It was during this long walk back to Paradise that Whittaker wondered if he could ever lead another group up Rainier.
"My dad was my rock and foundation, " Whittaker said. "He gave me the chance to let down emotionally. . . . Pop was awesome."
The following week, Whittaker and the other surviving guides weren't allowed to leave Ashford as the park investigated the accident.
After the park determined that the accident was a random act of nature, Whittaker spent three weeks rafting the Colorado River, trying to decide what he should do next.
"I decided to keep guiding so I could give back, " he said. "I love the mountain and I want to educate our guides and clients with the ability to make the best decisions to manage risks up there."
To this day, this remains Whittaker's passion. He is now co-owner and chief operations officer of RMI and has climbed Rainier 214 times.

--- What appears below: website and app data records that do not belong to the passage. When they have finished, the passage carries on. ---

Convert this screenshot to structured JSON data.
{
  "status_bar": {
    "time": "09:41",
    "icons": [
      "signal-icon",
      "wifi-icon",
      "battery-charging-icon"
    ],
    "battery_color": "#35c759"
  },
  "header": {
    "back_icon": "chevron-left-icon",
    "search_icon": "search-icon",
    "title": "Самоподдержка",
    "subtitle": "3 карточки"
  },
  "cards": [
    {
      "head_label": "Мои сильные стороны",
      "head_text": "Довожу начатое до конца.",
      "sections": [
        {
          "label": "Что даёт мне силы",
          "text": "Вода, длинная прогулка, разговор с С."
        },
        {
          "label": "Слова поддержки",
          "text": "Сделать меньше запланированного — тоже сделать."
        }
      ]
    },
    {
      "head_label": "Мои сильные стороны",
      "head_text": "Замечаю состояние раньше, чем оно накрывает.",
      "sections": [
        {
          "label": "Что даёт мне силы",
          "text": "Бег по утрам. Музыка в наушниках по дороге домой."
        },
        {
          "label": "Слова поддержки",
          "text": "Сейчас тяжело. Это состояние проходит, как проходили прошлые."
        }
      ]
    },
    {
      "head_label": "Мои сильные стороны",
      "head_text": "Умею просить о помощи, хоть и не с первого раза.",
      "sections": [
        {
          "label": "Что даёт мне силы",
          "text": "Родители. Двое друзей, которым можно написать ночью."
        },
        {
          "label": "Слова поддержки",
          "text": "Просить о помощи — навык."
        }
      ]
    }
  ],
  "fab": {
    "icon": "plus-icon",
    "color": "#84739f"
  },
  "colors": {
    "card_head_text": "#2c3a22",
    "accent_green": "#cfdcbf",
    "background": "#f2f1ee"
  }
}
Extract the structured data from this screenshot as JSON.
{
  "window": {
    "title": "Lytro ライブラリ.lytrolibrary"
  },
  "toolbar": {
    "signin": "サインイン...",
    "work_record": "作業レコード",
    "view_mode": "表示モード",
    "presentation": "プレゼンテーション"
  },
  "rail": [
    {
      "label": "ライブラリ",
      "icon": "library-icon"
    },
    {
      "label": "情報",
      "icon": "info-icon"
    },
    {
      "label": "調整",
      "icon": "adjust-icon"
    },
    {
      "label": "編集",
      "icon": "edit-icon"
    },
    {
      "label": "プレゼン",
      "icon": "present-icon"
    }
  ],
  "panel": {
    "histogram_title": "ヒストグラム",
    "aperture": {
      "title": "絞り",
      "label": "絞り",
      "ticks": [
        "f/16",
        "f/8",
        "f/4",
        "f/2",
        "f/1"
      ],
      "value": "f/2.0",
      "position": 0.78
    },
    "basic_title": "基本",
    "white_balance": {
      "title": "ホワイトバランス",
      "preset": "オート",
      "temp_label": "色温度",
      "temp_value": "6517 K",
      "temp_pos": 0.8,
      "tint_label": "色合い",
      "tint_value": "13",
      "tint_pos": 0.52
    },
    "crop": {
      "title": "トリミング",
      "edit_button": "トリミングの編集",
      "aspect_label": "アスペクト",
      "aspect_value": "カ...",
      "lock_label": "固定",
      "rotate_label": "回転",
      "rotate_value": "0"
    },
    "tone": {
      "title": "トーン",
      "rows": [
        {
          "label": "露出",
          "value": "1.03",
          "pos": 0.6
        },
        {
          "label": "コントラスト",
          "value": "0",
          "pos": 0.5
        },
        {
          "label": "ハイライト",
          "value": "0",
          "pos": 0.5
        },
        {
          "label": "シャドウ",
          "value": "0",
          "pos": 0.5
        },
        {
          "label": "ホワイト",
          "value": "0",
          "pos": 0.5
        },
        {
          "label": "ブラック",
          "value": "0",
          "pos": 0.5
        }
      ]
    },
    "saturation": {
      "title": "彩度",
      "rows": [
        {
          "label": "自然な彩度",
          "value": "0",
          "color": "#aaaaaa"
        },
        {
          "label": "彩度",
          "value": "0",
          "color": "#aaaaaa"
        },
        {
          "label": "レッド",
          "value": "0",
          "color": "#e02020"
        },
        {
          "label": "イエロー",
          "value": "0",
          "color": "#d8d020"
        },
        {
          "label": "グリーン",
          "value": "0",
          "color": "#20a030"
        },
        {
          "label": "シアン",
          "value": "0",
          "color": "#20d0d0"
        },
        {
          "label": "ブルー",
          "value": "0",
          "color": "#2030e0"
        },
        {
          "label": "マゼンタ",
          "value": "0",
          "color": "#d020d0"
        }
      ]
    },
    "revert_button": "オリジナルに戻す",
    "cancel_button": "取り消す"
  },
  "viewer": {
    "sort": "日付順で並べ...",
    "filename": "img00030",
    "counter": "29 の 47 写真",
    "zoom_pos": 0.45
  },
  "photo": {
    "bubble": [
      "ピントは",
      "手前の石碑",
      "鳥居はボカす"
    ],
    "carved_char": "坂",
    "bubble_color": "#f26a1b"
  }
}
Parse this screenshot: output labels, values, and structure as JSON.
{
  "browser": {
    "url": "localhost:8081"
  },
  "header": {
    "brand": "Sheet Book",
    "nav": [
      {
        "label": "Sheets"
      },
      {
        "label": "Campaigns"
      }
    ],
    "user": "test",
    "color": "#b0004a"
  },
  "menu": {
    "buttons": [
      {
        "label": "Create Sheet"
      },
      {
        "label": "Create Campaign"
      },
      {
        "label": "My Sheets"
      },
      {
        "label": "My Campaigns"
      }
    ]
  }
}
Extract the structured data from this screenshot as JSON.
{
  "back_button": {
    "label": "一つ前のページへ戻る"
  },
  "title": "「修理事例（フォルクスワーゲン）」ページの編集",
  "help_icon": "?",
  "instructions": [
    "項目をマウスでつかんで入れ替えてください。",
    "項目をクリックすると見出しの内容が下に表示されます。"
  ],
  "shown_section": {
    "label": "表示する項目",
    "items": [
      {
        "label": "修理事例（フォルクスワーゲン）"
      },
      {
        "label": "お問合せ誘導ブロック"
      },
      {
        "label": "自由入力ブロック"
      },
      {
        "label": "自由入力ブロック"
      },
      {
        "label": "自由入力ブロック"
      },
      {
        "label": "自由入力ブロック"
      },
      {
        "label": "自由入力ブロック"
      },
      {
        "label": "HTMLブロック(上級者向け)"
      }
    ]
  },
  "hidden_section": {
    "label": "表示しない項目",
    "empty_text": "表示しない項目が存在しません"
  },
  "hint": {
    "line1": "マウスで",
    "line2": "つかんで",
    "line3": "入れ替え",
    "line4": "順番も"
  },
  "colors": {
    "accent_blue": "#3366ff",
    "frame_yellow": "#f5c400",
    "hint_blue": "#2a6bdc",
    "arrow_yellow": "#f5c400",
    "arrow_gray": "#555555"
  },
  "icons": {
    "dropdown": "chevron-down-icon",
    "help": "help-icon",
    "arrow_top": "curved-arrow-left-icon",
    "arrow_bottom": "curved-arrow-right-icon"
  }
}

"I noticed he was a little different when he came back, " Lou Whittaker said. "He was more focused on helping people appreciate climbing and he became a heck of a great teacher for the sport of mountaineering."
When Whittaker returned to work, he guided six more climbs that summer, all of which traveled around the icefall debris.
"It was all I could do not to run through there, " Whittaker said.
To this day, every time he makes the approach to Disappointment Cleaver he thinks about the 11 men he saw die.
Dot Tippie is pleased to hear this and she hopes those who remember her son learn from his life the same thing she did.
"Don't be afraid to do what you want to do, " Tippie said. "Live your life and enjoy every moment."
Craig Hill: 253-597-8497